The unemployment rate is one of the key barometers of the American economy. Its recent decline from 8.1 to 7.8 percent in September—its lowest level since President Obama took office in January 2009—is consistent with claims of an economic recovery and with other data that show evidence of new job creation, increases in hours worked among the employed, and increases in wages. While this drop is good news—and likely gave Obama a boost at the polls—as optimistic as the new numbers may seem, the data used to construct the unemployment rate and other measures of economic progress don't include some of the most economically disadvantaged Americans: the 2.3 million people housed in federal, state, and local prisons and jails.
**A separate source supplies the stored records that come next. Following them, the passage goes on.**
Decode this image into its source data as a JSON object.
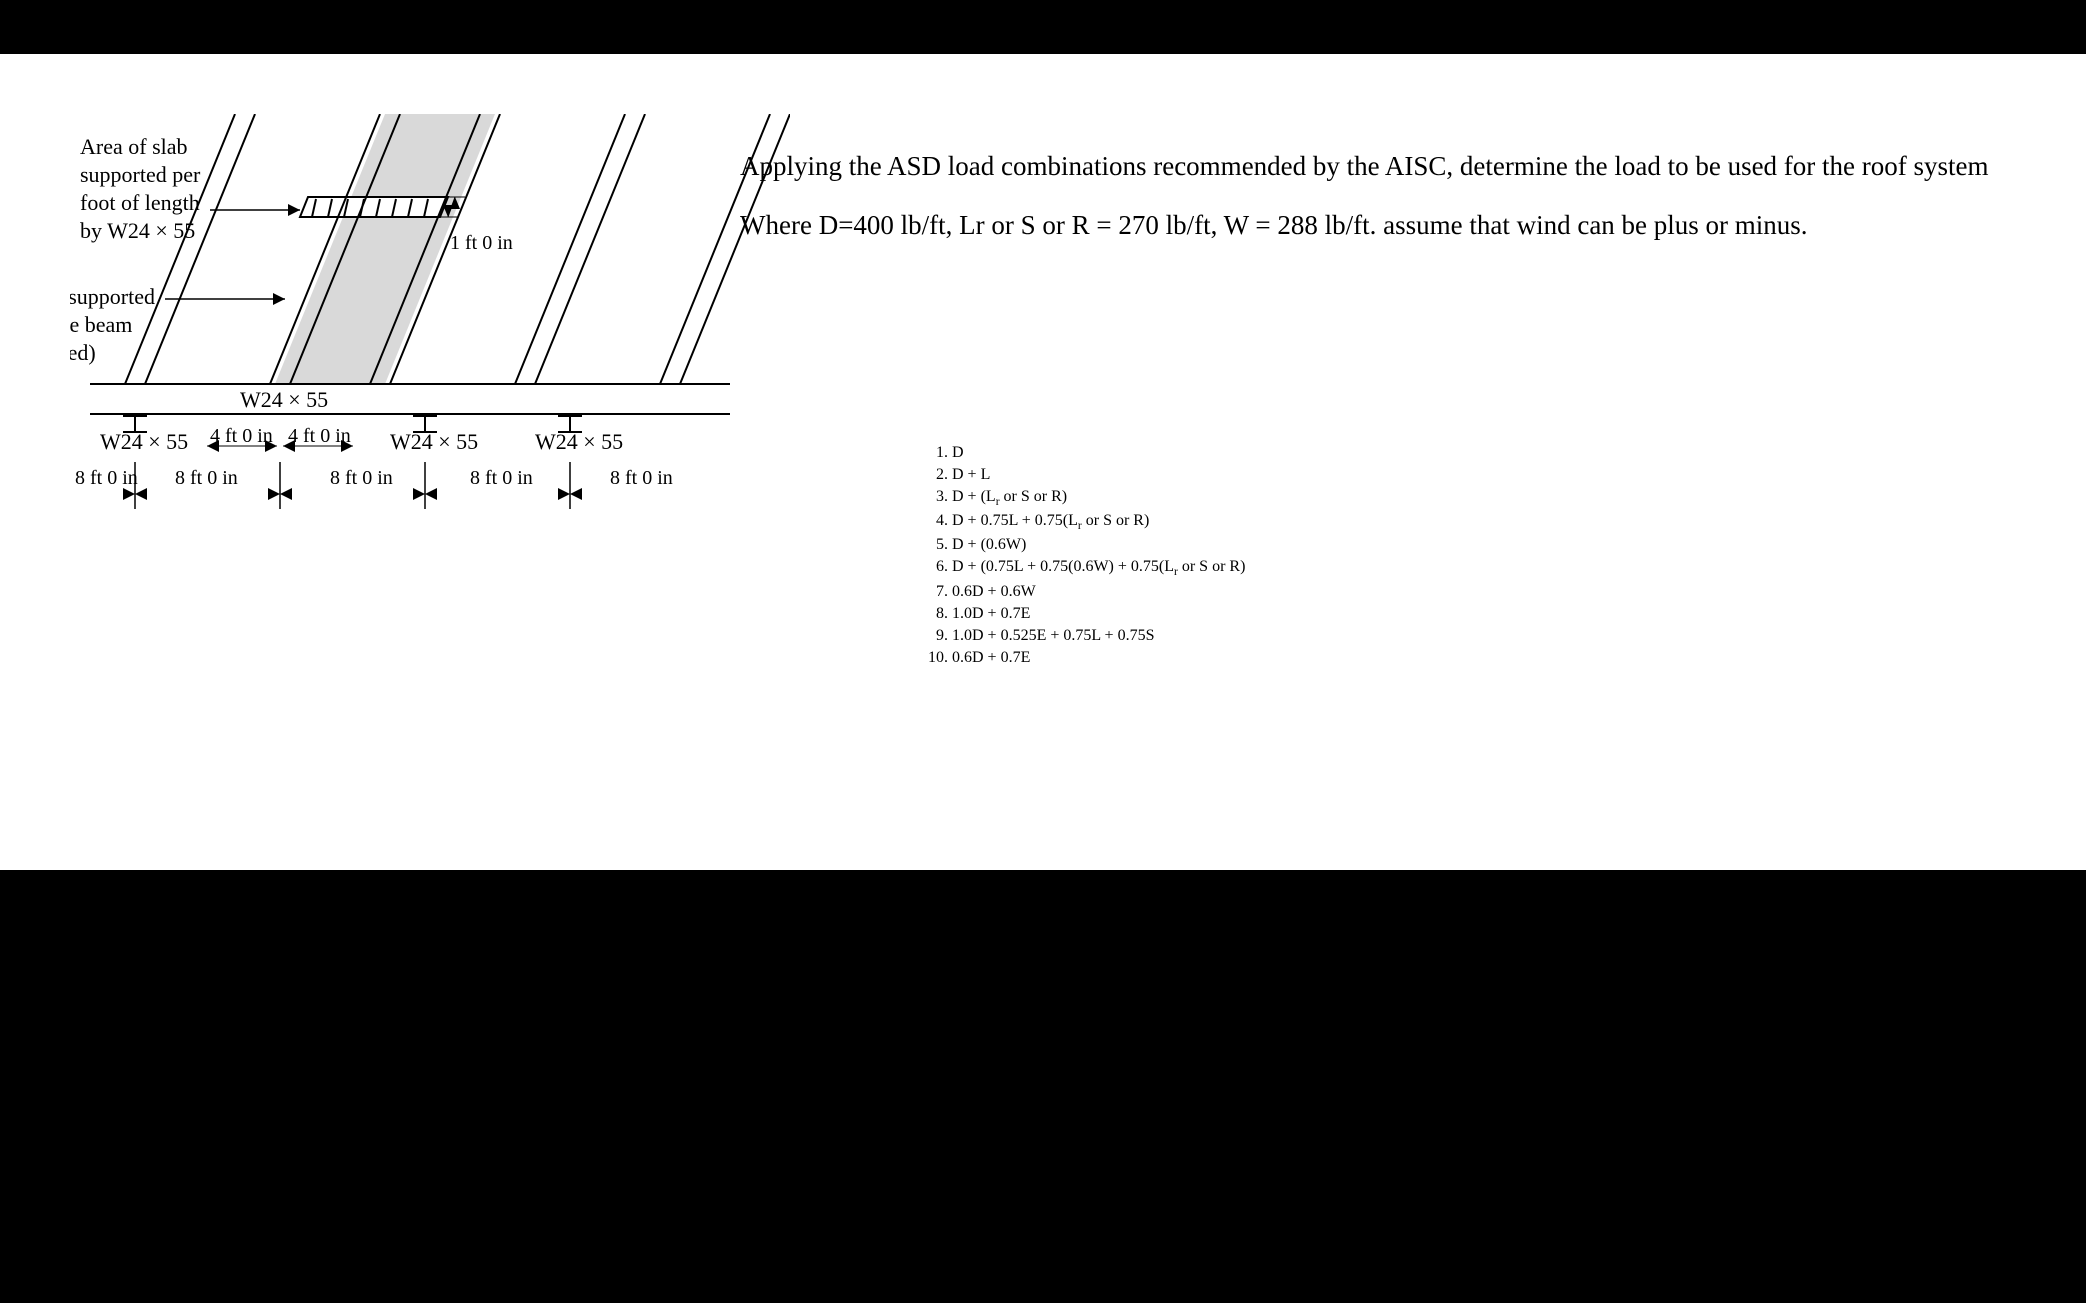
{
  "figure": {
    "label_area_of_slab_l1": "Area of slab",
    "label_area_of_slab_l2": "supported per",
    "label_area_of_slab_l3": "foot of length",
    "label_area_of_slab_l4": "by W24 × 55",
    "label_area_supported_l1": "Area supported",
    "label_area_supported_l2": "by one beam",
    "label_area_supported_l3": "(shaded)",
    "dim_1ft": "1 ft 0 in",
    "beam_girder": "W24 × 55",
    "beam_label_1": "W24 × 55",
    "beam_label_2": "W24 × 55",
    "beam_label_3": "W24 × 55",
    "trib_half_left": "4 ft 0 in",
    "trib_half_right": "4 ft 0 in",
    "span_1": "8 ft 0 in",
    "span_2": "8 ft 0 in",
    "span_3": "8 ft 0 in",
    "span_4": "8 ft 0 in",
    "span_5": "8 ft 0 in"
  },
  "prose": {
    "p1": "Applying the ASD load combinations recommended by the AISC, determine the load to be used for the roof system",
    "p2": "Where D=400 lb/ft, Lr or S or R = 270 lb/ft, W = 288 lb/ft. assume that wind can be plus or minus."
  },
  "combos": {
    "c1": "D",
    "c2": "D + L",
    "c3a": "D + (L",
    "c3b": " or S or R)",
    "c4a": "D + 0.75L + 0.75(L",
    "c4b": " or S or R)",
    "c5": "D + (0.6W)",
    "c6a": "D + (0.75L + 0.75(0.6W) + 0.75(L",
    "c6b": " or S or R)",
    "c7": "0.6D + 0.6W",
    "c8": "1.0D + 0.7E",
    "c9": "1.0D + 0.525E + 0.75L + 0.75S",
    "c10": "0.6D + 0.7E"
  }
}
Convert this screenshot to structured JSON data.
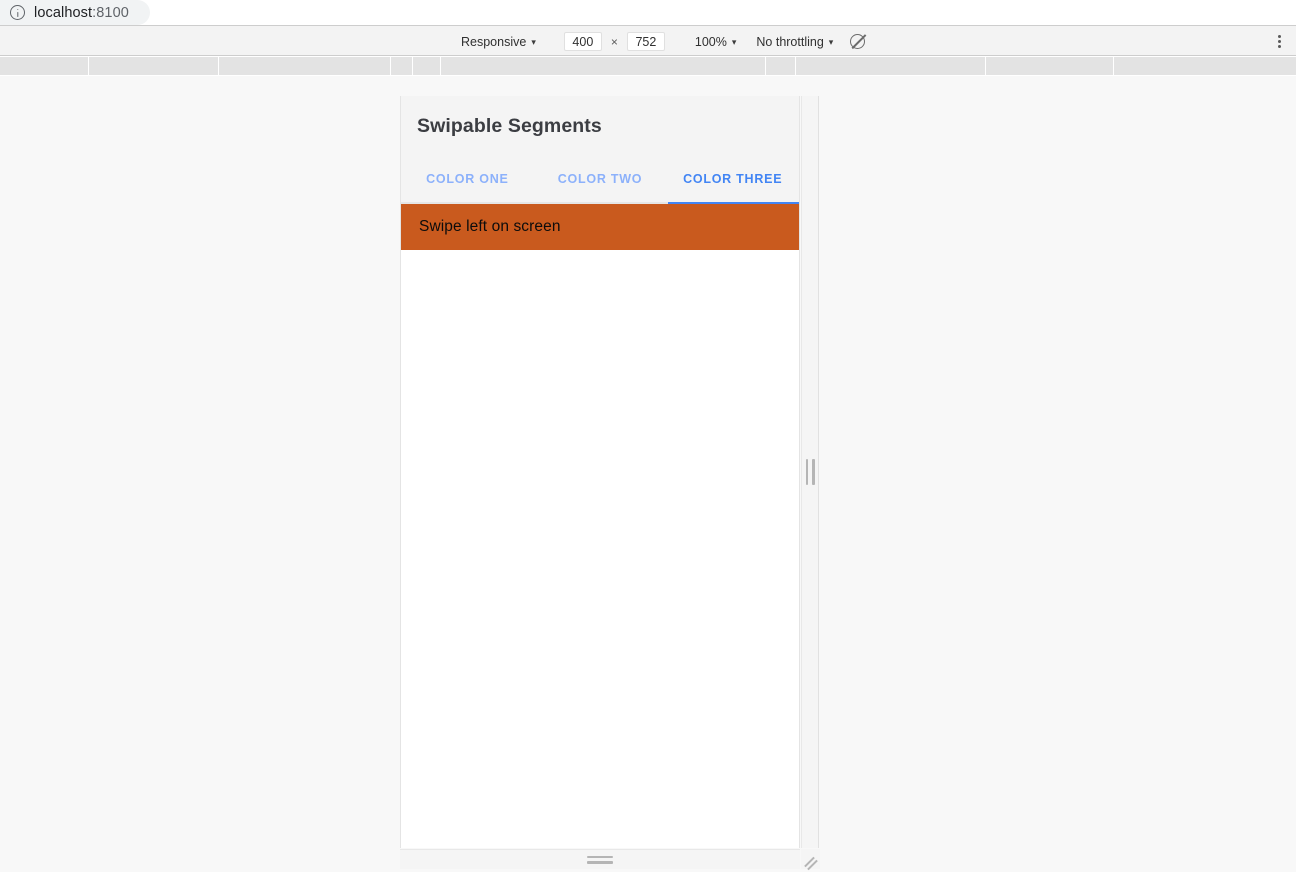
{
  "browser": {
    "url_host": "localhost",
    "url_port": ":8100",
    "info_icon": "info-circle-icon"
  },
  "device_toolbar": {
    "device_preset": "Responsive",
    "width": "400",
    "times": "×",
    "height": "752",
    "zoom": "100%",
    "throttling": "No throttling",
    "screenshot_icon": "no-screenshot-slashed-circle-icon",
    "more_icon": "three-dot-vertical-menu-icon",
    "caret": "▾"
  },
  "ruler": {
    "ticks": [
      88,
      218,
      390,
      412,
      440,
      765,
      795,
      985,
      1113
    ]
  },
  "app": {
    "title": "Swipable Segments",
    "tabs": [
      {
        "label": "COLOR ONE",
        "active": false
      },
      {
        "label": "COLOR TWO",
        "active": false
      },
      {
        "label": "COLOR THREE",
        "active": true
      }
    ],
    "banner": {
      "text": "Swipe left on screen",
      "color": "#c95a1e"
    },
    "accent_color": "#4285f4",
    "inactive_tab_color": "#8cb1fb"
  },
  "handles": {
    "right": "vertical-resize-handle",
    "bottom": "horizontal-resize-handle",
    "corner": "corner-resize-grip"
  }
}
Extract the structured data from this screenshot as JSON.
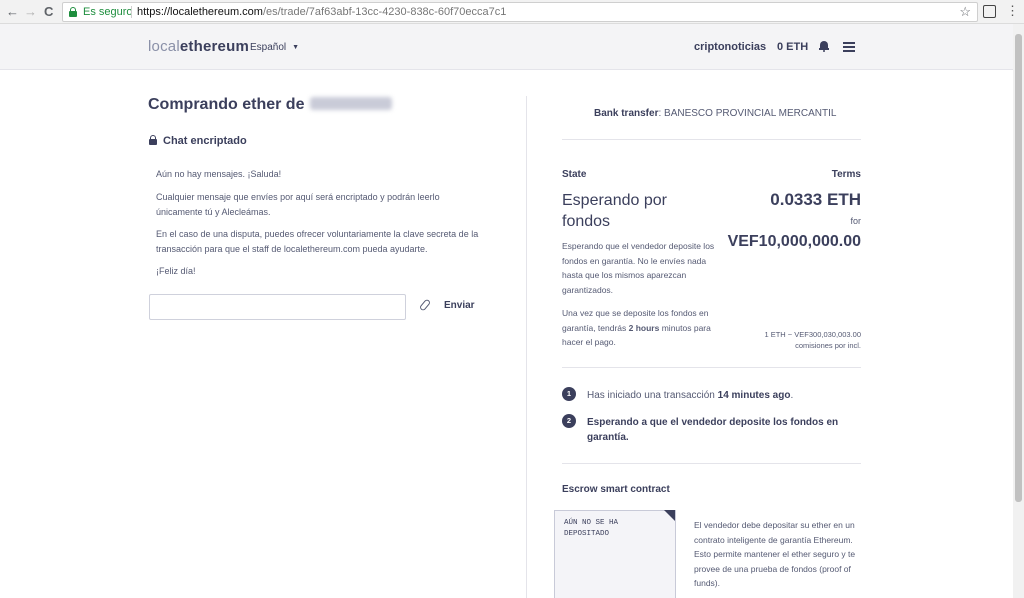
{
  "browser": {
    "secure_label": "Es seguro",
    "url_scheme_host": "https://localethereum.com",
    "url_path": "/es/trade/7af63abf-13cc-4230-838c-60f70ecca7c1",
    "back_glyph": "←",
    "forward_glyph": "→",
    "reload_glyph": "C",
    "star_glyph": "☆",
    "menu_glyph": "⋮"
  },
  "header": {
    "logo_part1": "local",
    "logo_part2": "ethereum",
    "language": "Español",
    "language_caret": "▼",
    "username": "criptonoticias",
    "balance": "0 ETH"
  },
  "trade": {
    "title": "Comprando ether de",
    "chat_heading": "Chat encriptado",
    "messages": [
      "Aún no hay mensajes. ¡Saluda!",
      "Cualquier mensaje que envíes por aquí será encriptado y podrán leerlo únicamente tú y Alecleámas.",
      "En el caso de una disputa, puedes ofrecer voluntariamente la clave secreta de la transacción para que el staff de localethereum.com pueda ayudarte.",
      "¡Feliz día!"
    ],
    "input_placeholder": "",
    "send_label": "Enviar"
  },
  "details": {
    "payment_method_label": "Bank transfer",
    "payment_method_value": ": BANESCO PROVINCIAL MERCANTIL",
    "state_label": "State",
    "terms_label": "Terms",
    "state_value": "Esperando por fondos",
    "state_desc": "Esperando que el vendedor deposite los fondos en garantía. No le envíes nada hasta que los mismos aparezcan garantizados.",
    "payment_window_pre": "Una vez que se deposite los fondos en garantía, tendrás",
    "payment_window_bold": "2 hours",
    "payment_window_post": "minutos para hacer el pago.",
    "amount_eth": "0.0333 ETH",
    "for_label": "for",
    "amount_fiat": "VEF10,000,000.00",
    "rate_line1": "1 ETH ~ VEF300,030,003.00",
    "rate_line2": "comisiones por incl."
  },
  "steps": [
    {
      "num": "1",
      "pre": "Has iniciado una transacción",
      "bold": "14 minutes ago",
      "post": "."
    },
    {
      "num": "2",
      "text": "Esperando a que el vendedor deposite los fondos en garantía."
    }
  ],
  "escrow": {
    "title": "Escrow smart contract",
    "card_text": "AÚN NO SE HA DEPOSITADO",
    "description": "El vendedor debe depositar su ether en un contrato inteligente de garantía Ethereum. Esto permite mantener el ether seguro y te provee de una prueba de fondos (proof of funds)."
  },
  "colors": {
    "primary": "#3b3f5c",
    "muted": "#555a73",
    "header_bg": "#f4f4f6",
    "secure_green": "#1e8e3e"
  }
}
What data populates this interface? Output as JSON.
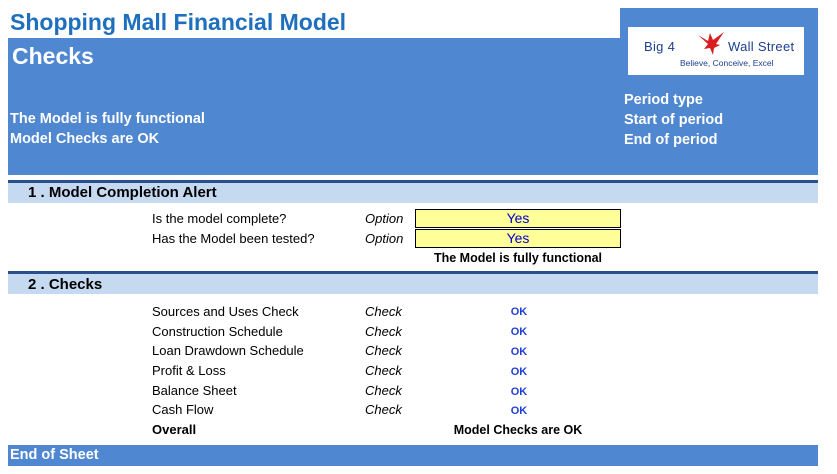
{
  "header": {
    "app_title": "Shopping Mall Financial Model",
    "sheet_title": "Checks",
    "model_status": "The Model is fully functional",
    "checks_status": "Model Checks are OK",
    "period_labels": [
      "Period type",
      "Start of period",
      "End of period"
    ]
  },
  "logo": {
    "main_left": "Big 4",
    "main_right": "Wall Street",
    "tagline": "Believe, Conceive, Excel",
    "icon": "eagle-icon",
    "color": "#1a3f8f"
  },
  "colors": {
    "title_blue": "#1f6fbf",
    "header_blue": "#4f87d1",
    "section_band": "#c5d9f1",
    "divider": "#2b4f8c",
    "option_fill": "#ffff99",
    "ok_text": "#1f3fd6"
  },
  "section1": {
    "title": "1 . Model Completion Alert",
    "rows": [
      {
        "label": "Is the model complete?",
        "type": "Option",
        "value": "Yes"
      },
      {
        "label": "Has the Model been tested?",
        "type": "Option",
        "value": "Yes"
      }
    ],
    "summary": "The Model is fully functional"
  },
  "section2": {
    "title": "2 . Checks",
    "rows": [
      {
        "label": "Sources and Uses Check",
        "type": "Check",
        "value": "OK"
      },
      {
        "label": "Construction Schedule",
        "type": "Check",
        "value": "OK"
      },
      {
        "label": "Loan Drawdown Schedule",
        "type": "Check",
        "value": "OK"
      },
      {
        "label": "Profit & Loss",
        "type": "Check",
        "value": "OK"
      },
      {
        "label": "Balance Sheet",
        "type": "Check",
        "value": "OK"
      },
      {
        "label": "Cash Flow",
        "type": "Check",
        "value": "OK"
      }
    ],
    "overall_label": "Overall",
    "overall_value": "Model Checks are OK"
  },
  "footer": {
    "text": "End of Sheet"
  }
}
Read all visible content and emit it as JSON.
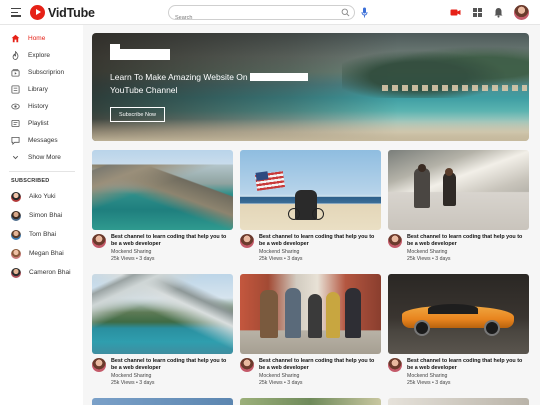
{
  "header": {
    "brand": "VidTube",
    "search_placeholder": "Search"
  },
  "sidebar": {
    "items": [
      {
        "label": "Home",
        "icon": "home-icon",
        "active": true
      },
      {
        "label": "Explore",
        "icon": "explore-icon"
      },
      {
        "label": "Subscriprion",
        "icon": "subscriptions-icon"
      },
      {
        "label": "Library",
        "icon": "library-icon"
      },
      {
        "label": "History",
        "icon": "history-icon"
      },
      {
        "label": "Playlist",
        "icon": "playlist-icon"
      },
      {
        "label": "Messages",
        "icon": "messages-icon"
      },
      {
        "label": "Show More",
        "icon": "chevron-down-icon"
      }
    ],
    "subscribed_title": "SUBSCRIBED",
    "subscriptions": [
      {
        "name": "Aiko Yuki"
      },
      {
        "name": "Simon Bhai"
      },
      {
        "name": "Tom Bhai"
      },
      {
        "name": "Megan Bhai"
      },
      {
        "name": "Cameron Bhai"
      }
    ]
  },
  "banner": {
    "title_line1": "Learn To Make Amazing Website On",
    "title_line2": "YouTube Channel",
    "button": "Subscribe Now"
  },
  "videos": [
    {
      "title": "Best channel to learn coding that help you to be a web developer",
      "channel": "Mockend Sharing",
      "meta": "25k Views • 3 days"
    },
    {
      "title": "Best channel to learn coding that help you to be a web developer",
      "channel": "Mockend Sharing",
      "meta": "25k Views • 3 days"
    },
    {
      "title": "Best channel to learn coding that help you to be a web developer",
      "channel": "Mockend Sharing",
      "meta": "25k Views • 3 days"
    },
    {
      "title": "Best channel to learn coding that help you to be a web developer",
      "channel": "Mockend Sharing",
      "meta": "25k Views • 3 days"
    },
    {
      "title": "Best channel to learn coding that help you to be a web developer",
      "channel": "Mockend Sharing",
      "meta": "25k Views • 3 days"
    },
    {
      "title": "Best channel to learn coding that help you to be a web developer",
      "channel": "Mockend Sharing",
      "meta": "25k Views • 3 days"
    }
  ],
  "colors": {
    "accent": "#e62117",
    "sidebar_bg": "#ffffff",
    "page_bg": "#f6f6f6"
  }
}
The unemployment rate is a relatively simple measure of labor surplus, representing the fraction of the total labor force that is not employed, but looking for work. It's also useful for employers determining wages, policymakers setting unemployment benefit levels, or politicians seeking a single number to characterize the health of the American economy. However, it doesn't capture underemployment, other forms of labor inactivity, or unpaid labor. It also doesn’t tell us anything about the employment prospects of some groups of the population most economically at-risk.